HW: I think that is the exciting part. Unlike a lot of other mediums that are very direct, there is an aspect of pottery that you can never fully control. It is very exciting to let go of the final outcome and be surprised by it. Some specialised pieces can take the firing of 100 pieces just to perfect the elements. It is quite good for character training. You learn how to deal with failure.
K: Failure is a given. You put 100 things in the kiln, and you are prepared to donate 90 pieces. Perhaps it is not so much about ‘dealing’, which has a negative connotation. This medium teaches us to expect things to fail, and be okay with it. The failure will ensure the success. Maybe not now, but at some point.
How do you become better potters?
HW: There are two aspects to this question.
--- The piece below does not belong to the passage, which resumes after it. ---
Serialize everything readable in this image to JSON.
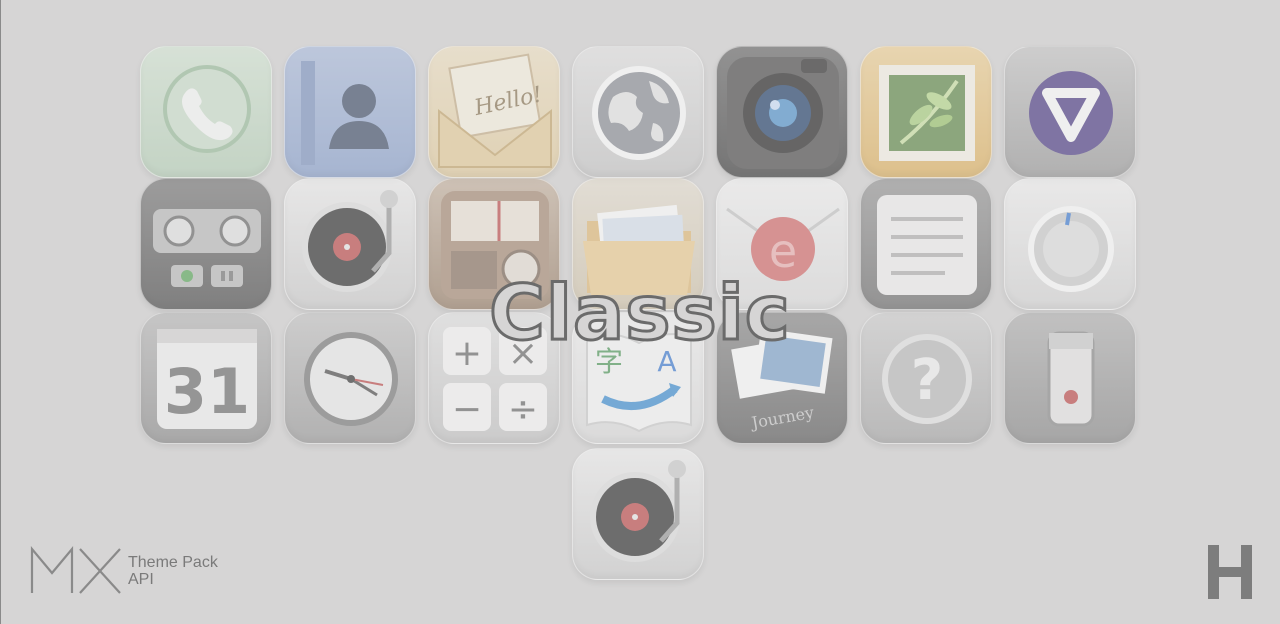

One aspect is to better your basic skills and technical know-how. When I was in Japan, my teacher would ask me to practise wedging 15 balls every day. The next thing I had to do, was to keep throwing cylinders and then cutting them up to see the outcome. The other big aspect is, how do you become better conceptually? It is a mixture of both. We keep an open mind to do different types of projects, be it a simple gift, restaurant, installation or a community project. The diversity helps us to see what we can do with clay.
K: I can aspire to be as technically proficient as my teacher is, but I can never be the artist he is. I can copy him but it will never be the same, and vice versa. That is something valuable about being an artist. Nobody can be better than you at being yourself. We always ask ourselves, why do people ask us to make things? We don't really know the answer but we see it as a chance to do something and try to make the best out of each piece that we do.
What enriches you artistically?
HW: One form of art that we do is writing. When we write about a piece, we don't think about encouraging people to buy it, we try to communicate our musings on life, the making process and other random things that affect us as artists. Writing is important to help us communicate and share our thoughts.
K: The act of writing keeps me conscious. It trains us to have something in our minds when we are making.
Do you listen to music when creating your pieces?
K: We listen to two sets of music. One big set consists of worship songs, which puts us in a meditative mood. The other set is by Joe Hisaishi. We play his music during every single workshop and we never get tired of his music. I think the spirit they [Studio Ghibli] embody is the spirit we want to embody. You live in this world, but you have the fantasy of something beautiful. I think Hisaishi fantasises about love, joy, not losing your innocence and curiosity. Every time we listen to the playlist, I know which movie it is and I can imagine the scene.
HW: Music is quite a big part for us. He plays the guitar, piano and we both like to sing too!
Tell us about a typical day.
K: We don't have one yet, since I quit my job recently, but our ideal day is to wake up early, do something that makes us happy, like cycling or having breakfast, and start working at nine. Our space is west facing, so it gets quite hot in the afternoon, although we have a parasol. We try to make in the morning till early afternoon, for as long as possible. When it gets too hot, we will do something else, such as administrative work. At night, we will do trimming or glazing, as well as reflect and plan out what we want to make tomorrow. If we don't plan ahead, we will spend the whole morning just sitting there. It feels bad to waste the day.
HW: We also do a bit of gardening and cooking, in a way we are living an old person's lifestyle! In what we do, we are also trying to raise the question, is there a different way to live your life here?
Photos by @colinchen.jpg